The Second Bank of the United States was seen by westerners and southerners as a tool to make northerners and easterners rich at the expense of the rest of the country. Urban workers formed labor movements and demanded political reforms.
Thus, the Whig-Democrat political contest was in large part a disagreement about the early Industrial Revolution. Far from pitting the few against the many, oppositionists argued, carefully guided economic growth would provide more for everyone.
And at the close of the twentieth century, the tragic mix of egalitarianism and racial prejudice so central to the Jacksonian Democracy still infected American politics, poisoning some of its best impulses with some of its worst.
The fiercely partisan campaigns waged between these parties lasted into the s and are known as the Second Party System, an assuredly modern framework of political competition that reached ordinary voters as never before with both sides organizing tirelessly to carry their message directly to the American people.
Once the slavery issue entered the concerns of even a small portion of the electorate, it proved impossible to remove without trampling on some of the very egalitarian principles the Jacksonians were pledged to uphold.
As Norton et al. Presidents of the United States: Jackson, Henry Clay, John C. Unfortunately, they claimed, that state of republican independence was exceedingly fragile. They systematically sought out potential voters and brought them to the polls.
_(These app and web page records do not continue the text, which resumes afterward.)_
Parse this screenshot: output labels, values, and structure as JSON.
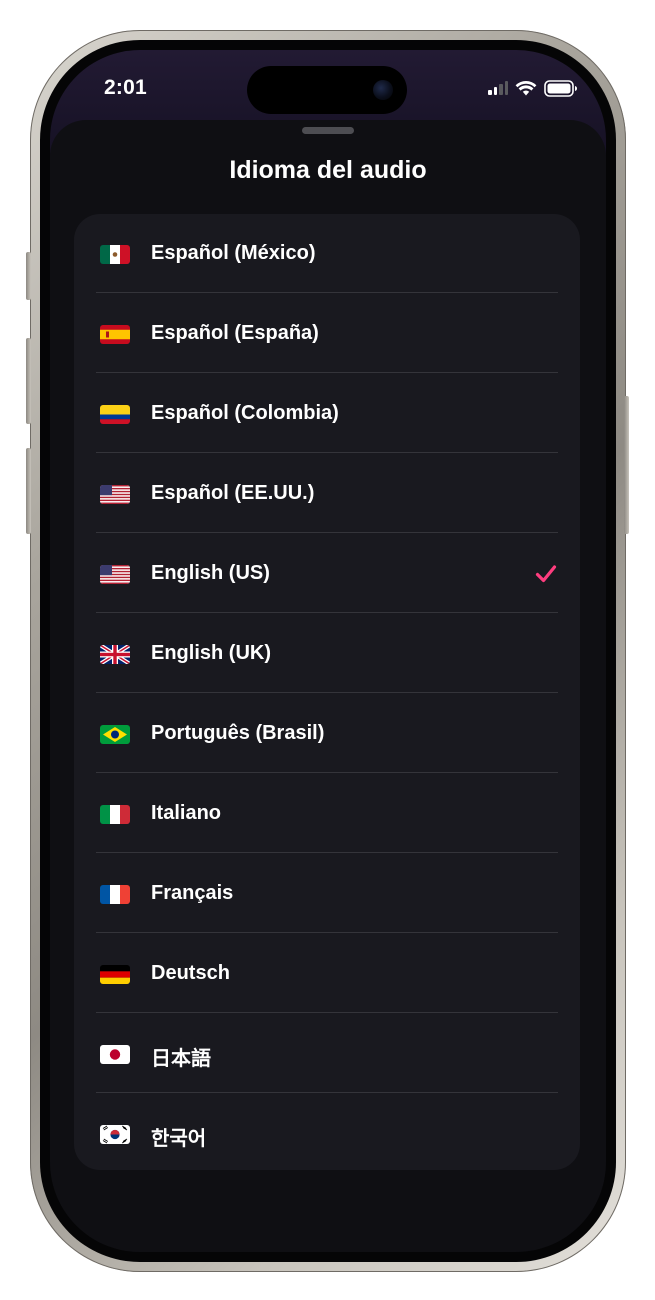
{
  "status_bar": {
    "time": "2:01",
    "icons": [
      "cellular-signal-icon",
      "wifi-icon",
      "battery-icon"
    ]
  },
  "sheet": {
    "title": "Idioma del audio"
  },
  "colors": {
    "accent_check": "#ff3d7f",
    "sheet_bg": "#0f0f13",
    "card_bg": "#19191f",
    "divider": "#34343a",
    "text": "#ffffff"
  },
  "languages": [
    {
      "label": "Español (México)",
      "flag": "mexico-flag-icon",
      "selected": false
    },
    {
      "label": "Español (España)",
      "flag": "spain-flag-icon",
      "selected": false
    },
    {
      "label": "Español (Colombia)",
      "flag": "colombia-flag-icon",
      "selected": false
    },
    {
      "label": "Español (EE.UU.)",
      "flag": "usa-flag-icon",
      "selected": false
    },
    {
      "label": "English (US)",
      "flag": "usa-flag-icon",
      "selected": true
    },
    {
      "label": "English (UK)",
      "flag": "uk-flag-icon",
      "selected": false
    },
    {
      "label": "Português (Brasil)",
      "flag": "brazil-flag-icon",
      "selected": false
    },
    {
      "label": "Italiano",
      "flag": "italy-flag-icon",
      "selected": false
    },
    {
      "label": "Français",
      "flag": "france-flag-icon",
      "selected": false
    },
    {
      "label": "Deutsch",
      "flag": "germany-flag-icon",
      "selected": false
    },
    {
      "label": "日本語",
      "flag": "japan-flag-icon",
      "selected": false
    },
    {
      "label": "한국어",
      "flag": "south-korea-flag-icon",
      "selected": false
    }
  ]
}
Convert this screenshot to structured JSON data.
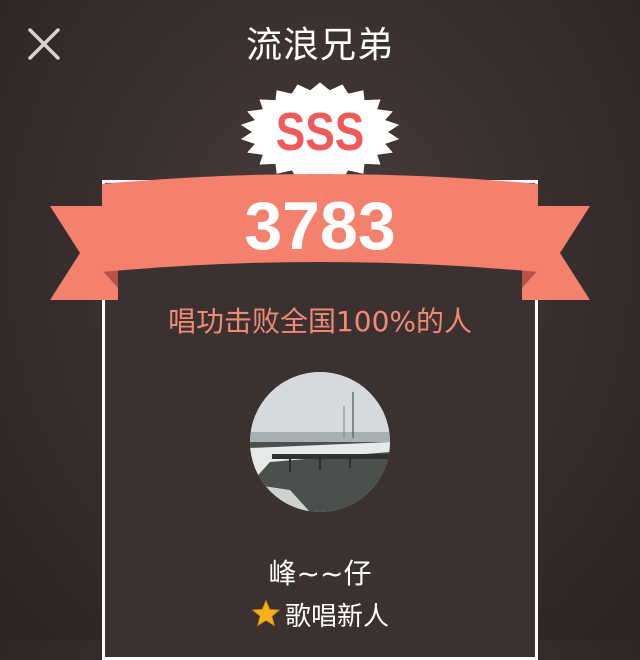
{
  "header": {
    "title": "流浪兄弟",
    "close_icon": "close-icon"
  },
  "result": {
    "grade": "SSS",
    "score": "3783",
    "beat_text": "唱功击败全国100%的人"
  },
  "user": {
    "name": "峰~~仔",
    "level_icon": "star-icon",
    "level": "歌唱新人"
  },
  "colors": {
    "ribbon": "#f4806e",
    "ribbon_dark": "#b8524a",
    "grade_text": "#ef5a5a",
    "beat_text": "#f08a76",
    "star": "#f7b21b"
  }
}
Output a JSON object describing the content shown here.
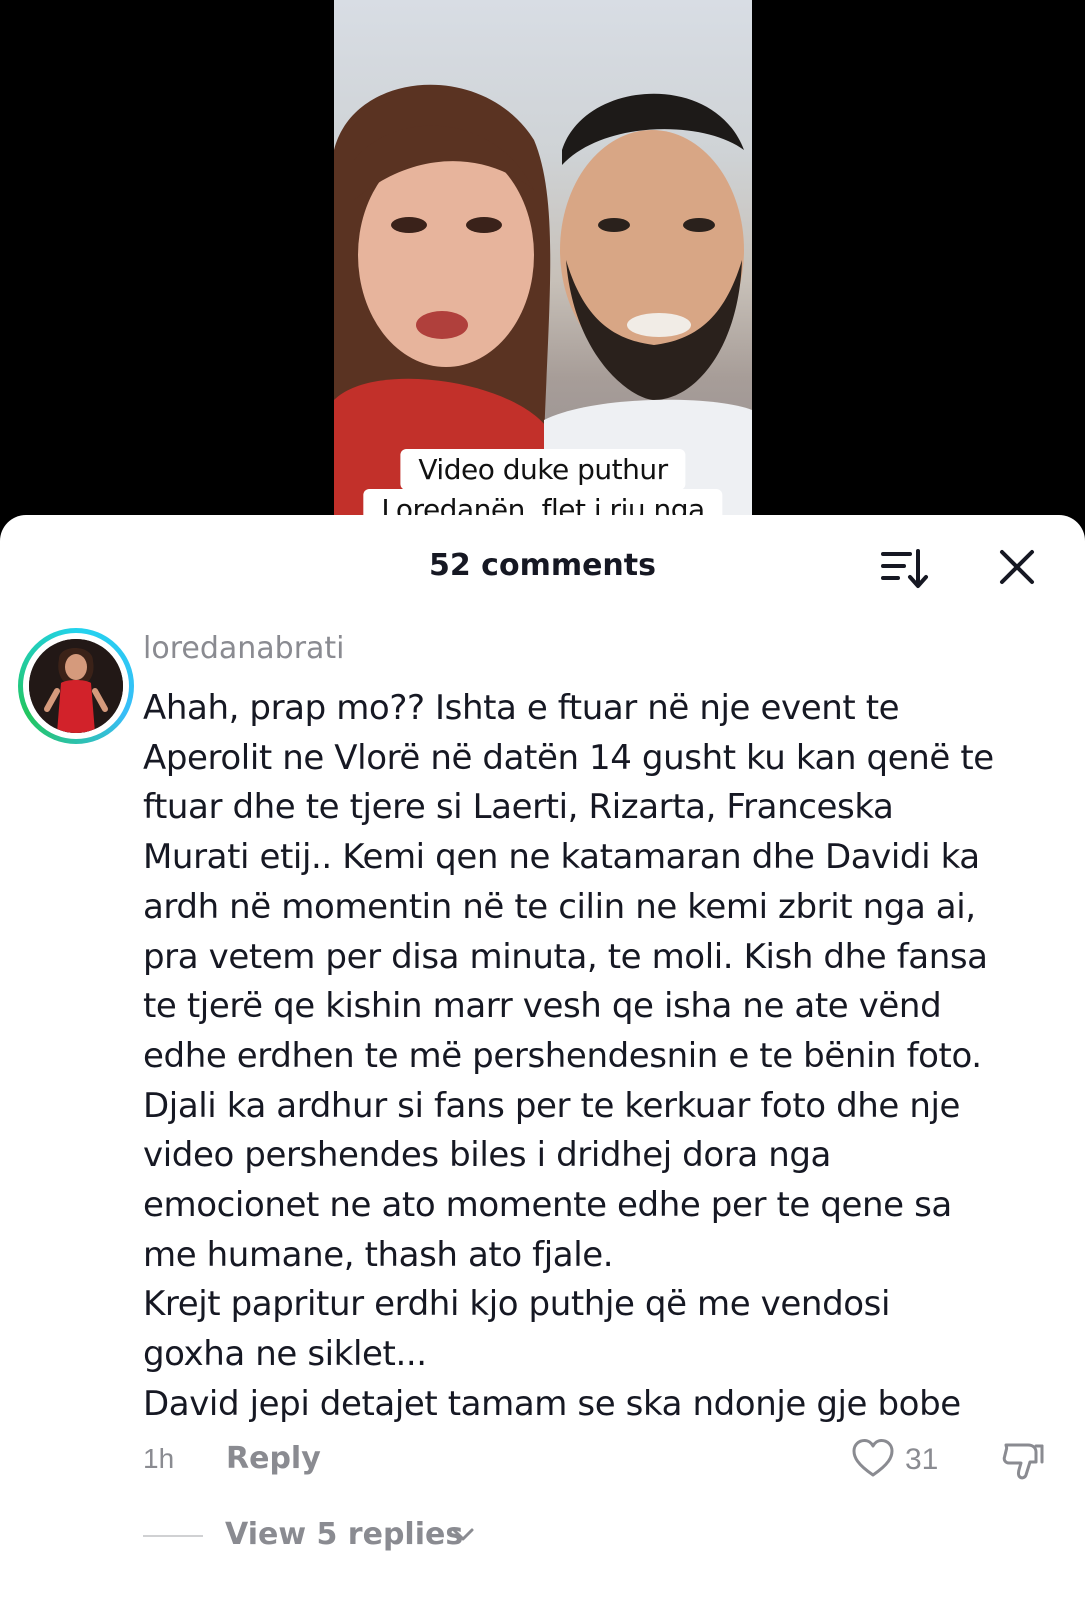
{
  "video": {
    "caption_line1": "Video duke puthur",
    "caption_line2": "Loredanën, flet i riu nga"
  },
  "sheet": {
    "comments_count": "52 comments",
    "sort_icon": "sort-icon",
    "close_icon": "close-icon"
  },
  "comment": {
    "username": "loredanabrati",
    "lines": [
      "Ahah, prap mo?? Ishta e ftuar në nje event te",
      "Aperolit ne Vlorë në datën 14 gusht ku kan qenë te",
      "ftuar dhe te tjere si Laerti, Rizarta, Franceska",
      "Murati etij.. Kemi qen ne katamaran dhe Davidi ka",
      "ardh në momentin në te cilin ne kemi zbrit nga ai,",
      "pra vetem per disa minuta, te moli. Kish dhe fansa",
      "te tjerë qe kishin marr vesh qe isha ne ate vënd",
      "edhe erdhen te më pershendesnin e te bënin foto.",
      "Djali ka ardhur si fans per te kerkuar foto dhe nje",
      "video pershendes biles i dridhej dora nga",
      "emocionet ne ato momente edhe per te qene sa",
      "me humane, thash ato fjale.",
      "Krejt papritur erdhi kjo puthje që me vendosi",
      "goxha ne siklet...",
      "David jepi detajet tamam se ska ndonje gje bobe"
    ],
    "time": "1h",
    "reply_label": "Reply",
    "like_count": "31",
    "view_replies": "View 5 replies",
    "icons": [
      "heart-icon",
      "dislike-icon",
      "chevron-down-icon"
    ]
  },
  "colors": {
    "text_primary": "#161823",
    "text_secondary": "#8a8b91",
    "avatar_ring": "#22d3ee"
  }
}
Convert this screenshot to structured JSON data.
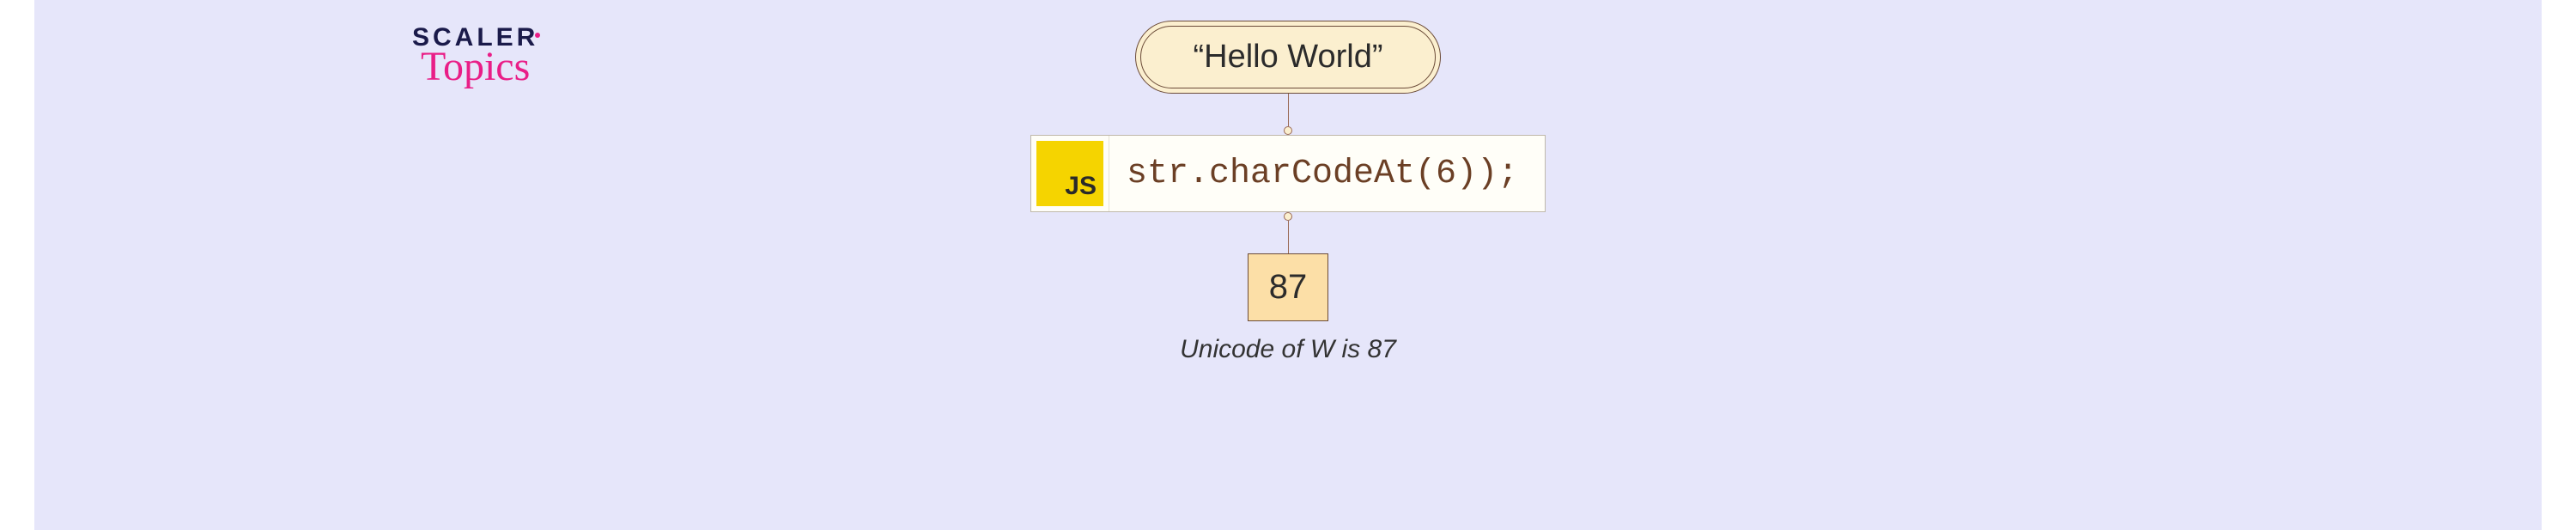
{
  "logo": {
    "line1": "SCALER",
    "line2": "Topics"
  },
  "input_string": "“Hello World”",
  "js_badge": "JS",
  "code_expression": "str.charCodeAt(6));",
  "result_value": "87",
  "caption": "Unicode of W is 87",
  "chart_data": {
    "type": "diagram",
    "input": "Hello World",
    "operation": "str.charCodeAt(6)",
    "index": 6,
    "character": "W",
    "output": 87,
    "note": "Unicode of W is 87"
  }
}
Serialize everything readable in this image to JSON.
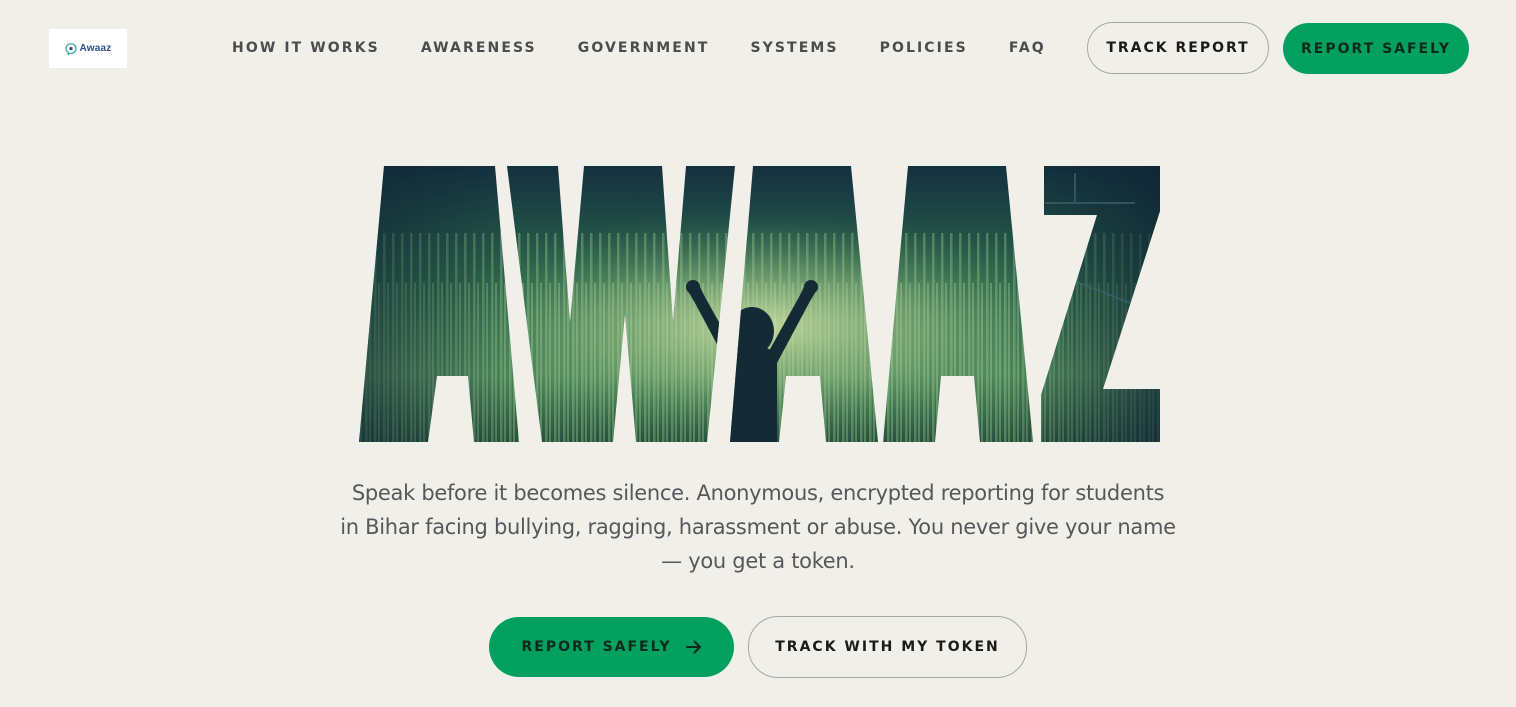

However, the Free Soil Jacksonians, notably Martin Van Burenargued for limitations on slavery in the new areas to enable the poor white man to flourish—they split with the main party briefly in His policies directly led to the Trail of Tears, in which a quarter of all Cherokees who made the march died before they reached their destination of Oklahoma.
Updating the more democratic pieces of the republican legacy, they posited that no republic could long survive without a citizenry of economically independent men.The Age of Jackson.
The South's resentment came to an ugly head in the nullification battle of the early s in which South Carolina considered leaving the Union because it disagreed with a federal law.
The Second Bank of the United States was seen by westerners and southerners as a tool to make northerners and easterners rich at the.
Jacksonian Democracy, Thesis: Historians have described the s and s as the "era of the common man." The election of Andrew Jackson was the first election in which a direct appeal to ordinary white. Jacksonian Democracy. The Jacksonian Democratic Party was a loose coalition of diverse men and interests united primarily by a practical vision.
1. Old Hickory, Jackson’s nickname, was a magnificent candidate Jacksonians depicted their war on the second Bank of the United States as a struggle against an alleged aristocratic monster.
Aug 21, · Through the s and s, the mainstream Jacksonian leadership, correctly confident that their views matched those of the white majority, fought to keep the United States a democracy free from.
Learn quiz chapter 10 united states history with free interactive flashcards. Choose from different sets of quiz chapter 10 united states history flashcards on Quizlet.
Democratic Party. John C. Calhoun. This period of expanding democracy in the s and s. Jackson supporters were determined that their.
Learn united chapter 10 states history with free interactive flashcards. Choose from different sets of united chapter 10 states history flashcards on Quizlet. Jacksonian Democracy.
Period of expanding democracy in the s and s.
21 terms. Steven_Murphy89 TEACHER. History Alive: The United States Through Industrialism .Download